Jay G. Hull
The Dartmouth Professor of Psychological and Brain Sciences
Former Associate Dean of Faculty for the Social Sciences
My primary research interests concern the structure of self-knowledge and the dynamics of self-regulation. In pursuing these interests, I have published work in three related content areas: (a) cognitive processes associated with self-awareness and self-consciousness, (b) affective processes associated with self-perception and self-regulation — with a special focus on depression, (c) behavioral consequences of self-regulation — with a special focus on behavioral deviance (including alcohol use and abuse, cigarette smoking, and reckless driving). In all of these areas I have followed a general philosophy that endorses the importance of theory building and model testing as a means of advancing knowledge. As a consequence, I have also published work that explores methodological issues with a special interest in the utility of structural equation modeling in solving practical problems associated with theory testing. I am no longer taking graduate students or research assistants.
Psychological and Brain Sciences
Dean of Faculty
- B.A. University of Texas at Austin
- Ph.D. Duke University, 1979
THE ROLE OF SELF AND IDENTITY IN BEHAVIORAL DEVIANCE (AGGRESSION, ALCOHOL USE, CIGARETTE SMOKING, AND RECKLESS DRIVING)

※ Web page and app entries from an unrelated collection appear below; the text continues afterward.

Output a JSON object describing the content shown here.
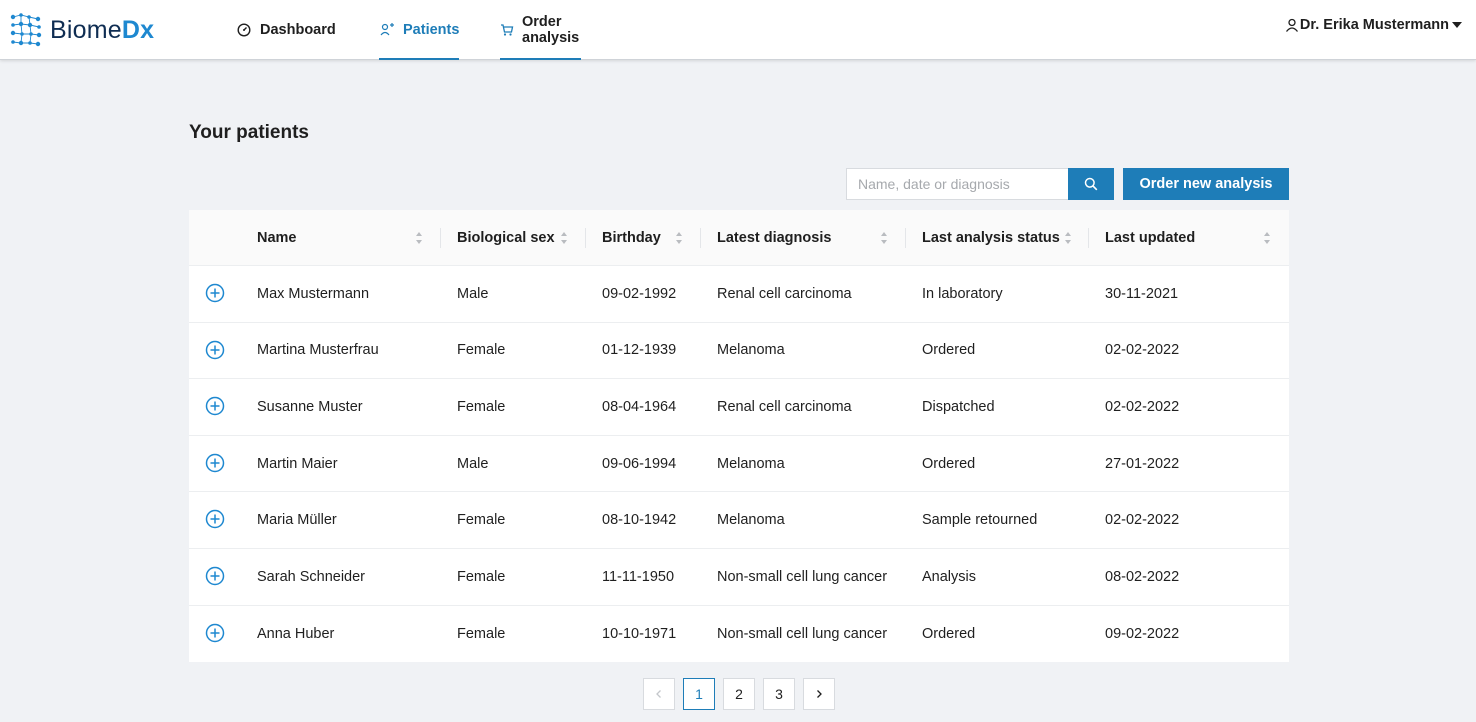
{
  "brand": {
    "name_part1": "Biome",
    "name_part2": "Dx",
    "accent": "#1e7db8"
  },
  "nav": {
    "items": [
      {
        "label": "Dashboard",
        "icon": "dashboard-gauge-icon"
      },
      {
        "label": "Patients",
        "icon": "patients-icon",
        "active": true
      },
      {
        "label": "Order analysis",
        "icon": "cart-icon"
      }
    ]
  },
  "user": {
    "name": "Dr. Erika Mustermann"
  },
  "page": {
    "title": "Your patients"
  },
  "search": {
    "placeholder": "Name, date or diagnosis"
  },
  "actions": {
    "order_new": "Order new analysis"
  },
  "table": {
    "columns": [
      "Name",
      "Biological sex",
      "Birthday",
      "Latest diagnosis",
      "Last analysis status",
      "Last updated"
    ],
    "rows": [
      [
        "Max Mustermann",
        "Male",
        "09-02-1992",
        "Renal cell carcinoma",
        "In laboratory",
        "30-11-2021"
      ],
      [
        "Martina Musterfrau",
        "Female",
        "01-12-1939",
        "Melanoma",
        "Ordered",
        "02-02-2022"
      ],
      [
        "Susanne Muster",
        "Female",
        "08-04-1964",
        "Renal cell carcinoma",
        "Dispatched",
        "02-02-2022"
      ],
      [
        "Martin Maier",
        "Male",
        "09-06-1994",
        "Melanoma",
        "Ordered",
        "27-01-2022"
      ],
      [
        "Maria Müller",
        "Female",
        "08-10-1942",
        "Melanoma",
        "Sample retourned",
        "02-02-2022"
      ],
      [
        "Sarah Schneider",
        "Female",
        "11-11-1950",
        "Non-small cell lung cancer",
        "Analysis",
        "08-02-2022"
      ],
      [
        "Anna Huber",
        "Female",
        "10-10-1971",
        "Non-small cell lung cancer",
        "Ordered",
        "09-02-2022"
      ]
    ]
  },
  "pagination": {
    "pages": [
      "1",
      "2",
      "3"
    ],
    "current": "1",
    "prev_icon": "chevron-left-icon",
    "next_icon": "chevron-right-icon"
  }
}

Prescott, A.T., Sargent, J.D., & Hull, J.G. (2018). Metaanalysis of the relationship between violent video game play and physical aggression over time. Proceedings of the National Academy of Sciences, doi/10.1073/pnas/1611617114
Hull, J.G., Brunelle, T.J., Prescott, A.T., & Sargent, J.D. (2014). A longitudinal study of risk-glorifying video games and behavioral deviance. Journal of Personality and Social Psychology, 106, 300-325.
Hull, J.G., Draghici, A.M., & Sargent, J.D. (2012). A longitudinal study of risk-glorifying video games and reckless driving. Psychology of Popular Media Culture, 1, 244-253.